In 2001, six female Wal-Mart employees filed a lawsuit claiming that they had been discriminated against because of their sex where wages and promotions were concerned. Today that case has yet to make it to trial, but it is now being considered by the Supreme Court and has taken on the form of a class-action lawsuit, with plaintiffs numbering in the millions and Wal-Mart’s possible damages estimated to be in the billions. If it goes to trial it would be the largest employment discrimination class-action suit in US history.

Key among the charges are the following:

1. Unequal pay for equal work (i.e. a man and a woman just hired are offered different starting wages, most often with the man receiving higher pay)

2. Sexist remarks in the workplace

3. Insurmountable obstacles to promotion (i.e. if the majority of people that get promoted are male, and people are most likely to give preference to people like themselves, then Wal-Mart has allegedly set up a system in which women are held back)

Commenters, bloggers, and news organizations seem to think that the presence of three women justices on the bench (for the first time in history) will offer this case some kind of extra boost, as though their femininity will somehow change the law to finally give these women a boost. I would think less of them if this was the case. These women justices seem to have the same questions as their male counterparts, and these questions are the main roadblocks to the case moving forward.

1. Are all of the plaintiffs really similar enough in situation to warrant this being a class action lawsuit? (The suit would stand for any woman who worked for Wal-Mart since December of 1998.)

2. How can we hold the corporate offices of Wal-Mart accountable for something that is the responsibility of local managers? (Wal-Mart claims that it gives training courses that encourage diversity and that they cannot be over the shoulders of all local managers that might be acting in a discriminatory fashion. The best they can do, they say, is train appropriately and hope that people will do the right thing and follow the training.)

The liberal blog-o-sphere is worried that if this case is thrown out that it will be a strong statement about the infallibility of corporate America (as opposed to the state of equal pay in this country) in that they are nearly untouchable thanks to the moves made by the federal government over the past 10-20 years (and some of my political science friends might even say it stretches further back than that). Those on the side of Wal-Mart say they are afraid that if this case goes to trial it would open the floodgates for other lawsuits this size to be tried, which would then clog up the system. To this I say: Why aren’t we encouraging standing up against oppression/discrimination? For the 1 frivolous lawsuit that might be brought it is worth it if 3 legitimate lawsuits are brought before the courts and tried fairly. But that is beside the point.

In my own job the only way I would know if I was being paid unequally would be to ask, which in this country is generally taboo.
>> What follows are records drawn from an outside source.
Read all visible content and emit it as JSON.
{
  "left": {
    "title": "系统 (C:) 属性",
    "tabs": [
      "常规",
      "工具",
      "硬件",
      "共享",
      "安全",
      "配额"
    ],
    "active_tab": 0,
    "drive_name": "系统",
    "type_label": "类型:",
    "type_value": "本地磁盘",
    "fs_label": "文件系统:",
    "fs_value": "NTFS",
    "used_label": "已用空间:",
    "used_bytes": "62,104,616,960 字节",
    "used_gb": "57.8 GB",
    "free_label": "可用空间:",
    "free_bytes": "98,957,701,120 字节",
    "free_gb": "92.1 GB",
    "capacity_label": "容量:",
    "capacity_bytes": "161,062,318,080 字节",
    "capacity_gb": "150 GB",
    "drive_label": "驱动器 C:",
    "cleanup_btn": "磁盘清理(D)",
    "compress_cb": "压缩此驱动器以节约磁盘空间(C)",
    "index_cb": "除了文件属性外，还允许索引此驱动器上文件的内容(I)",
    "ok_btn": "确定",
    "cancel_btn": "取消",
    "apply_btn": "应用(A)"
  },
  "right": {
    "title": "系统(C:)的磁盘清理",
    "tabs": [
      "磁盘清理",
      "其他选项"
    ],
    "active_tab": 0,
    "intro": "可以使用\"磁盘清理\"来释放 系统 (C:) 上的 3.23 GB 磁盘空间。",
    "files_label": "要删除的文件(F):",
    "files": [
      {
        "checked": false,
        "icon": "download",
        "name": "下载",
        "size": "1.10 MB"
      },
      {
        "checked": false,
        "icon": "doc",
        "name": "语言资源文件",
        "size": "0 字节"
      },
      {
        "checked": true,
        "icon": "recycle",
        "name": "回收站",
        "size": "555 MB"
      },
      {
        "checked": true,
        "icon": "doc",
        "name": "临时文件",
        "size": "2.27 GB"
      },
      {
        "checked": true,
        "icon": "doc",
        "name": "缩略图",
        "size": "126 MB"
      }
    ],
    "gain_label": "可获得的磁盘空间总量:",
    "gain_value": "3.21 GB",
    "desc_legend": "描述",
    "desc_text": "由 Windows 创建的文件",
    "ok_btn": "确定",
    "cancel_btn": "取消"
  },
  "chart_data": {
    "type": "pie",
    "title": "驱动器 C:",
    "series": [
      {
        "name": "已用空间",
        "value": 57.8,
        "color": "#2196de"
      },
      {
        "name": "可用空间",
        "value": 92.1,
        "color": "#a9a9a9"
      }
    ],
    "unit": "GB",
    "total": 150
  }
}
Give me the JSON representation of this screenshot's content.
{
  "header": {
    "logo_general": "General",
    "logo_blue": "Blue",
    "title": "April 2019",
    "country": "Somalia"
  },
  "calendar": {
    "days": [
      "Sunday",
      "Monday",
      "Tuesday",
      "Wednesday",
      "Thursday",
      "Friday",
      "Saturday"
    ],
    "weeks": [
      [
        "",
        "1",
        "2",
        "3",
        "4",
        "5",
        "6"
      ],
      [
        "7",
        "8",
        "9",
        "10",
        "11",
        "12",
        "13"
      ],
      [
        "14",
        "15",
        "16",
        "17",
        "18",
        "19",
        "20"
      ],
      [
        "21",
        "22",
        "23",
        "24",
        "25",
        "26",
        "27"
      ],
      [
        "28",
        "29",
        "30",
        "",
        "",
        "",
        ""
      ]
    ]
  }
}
Admittedly if someone else that worked for my company asked me how much I made I would be hesitant to reveal the figure. The woman who originally brought this lawsuit only thought to sue because she heard male coworkers talking about their wages and noticed that there was a huge difference based on what they did (i.e. the same thing that she did). What we earn is a very private thing, and if I tell what I make the bright side is that the worker that is looking for equality will get pay equal to mine. The danger is that the company may not be able to afford to pay the other worker more, and so in the next year as a result of misconduct on the company’s part, my pay may be lowered to match (although this is unlikely).

My profession is male dominated, and I honestly would not be surprised to find that newly hired males might be offered more than I was to do the same job. Would I sue over it? Probably not because after 3 years my job becomes about enrollment as opposed to my experience and degrees so I have to earn my keep as opposed to just showing up and knowing my stuff. I can only assume that if my job performance outshines my male counterparts in other areas of the country I would be paid accordingly, but how would I even ask?
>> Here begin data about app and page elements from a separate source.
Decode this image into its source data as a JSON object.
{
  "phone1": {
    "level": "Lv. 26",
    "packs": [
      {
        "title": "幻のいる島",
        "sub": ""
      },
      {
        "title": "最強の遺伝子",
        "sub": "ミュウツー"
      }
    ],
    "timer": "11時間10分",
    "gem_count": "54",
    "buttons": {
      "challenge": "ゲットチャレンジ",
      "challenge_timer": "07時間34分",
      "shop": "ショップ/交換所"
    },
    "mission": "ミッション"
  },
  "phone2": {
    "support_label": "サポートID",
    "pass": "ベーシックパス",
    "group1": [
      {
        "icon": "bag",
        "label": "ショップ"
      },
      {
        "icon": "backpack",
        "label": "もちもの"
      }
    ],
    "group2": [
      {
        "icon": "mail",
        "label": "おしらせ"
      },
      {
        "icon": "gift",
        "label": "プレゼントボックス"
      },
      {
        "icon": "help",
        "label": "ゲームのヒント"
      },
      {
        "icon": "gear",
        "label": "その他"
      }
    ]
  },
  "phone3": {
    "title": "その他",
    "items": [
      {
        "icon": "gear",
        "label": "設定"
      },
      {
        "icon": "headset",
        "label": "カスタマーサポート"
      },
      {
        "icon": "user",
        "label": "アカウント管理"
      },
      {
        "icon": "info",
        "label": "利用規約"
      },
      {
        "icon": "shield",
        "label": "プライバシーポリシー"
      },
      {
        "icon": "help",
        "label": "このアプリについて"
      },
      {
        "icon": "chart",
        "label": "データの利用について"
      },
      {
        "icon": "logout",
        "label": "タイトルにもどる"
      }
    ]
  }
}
I hope that there is enough information to cause this case to go forward to trial. I applaud these women for being gutsy enough to demand that they be paid equally as well as to demand that they not be called sexy hos at work (that last part may not be true, but the men were calling the women interesting things like Janey Q’s and telling them to “gussy up”). While I would say that women shouldn’t be promoted simply to even out the management structure, if evidence shows that they were equally qualified and passed over in favor of the equally qualified male, then I say let’s see some more women in upper management at Wal-Mart. I hope that this case sets some kind of progressive precedent, because the regressive kind could be devastating for the American workforce in an age that doesn’t look all to friendly towards it to begin with.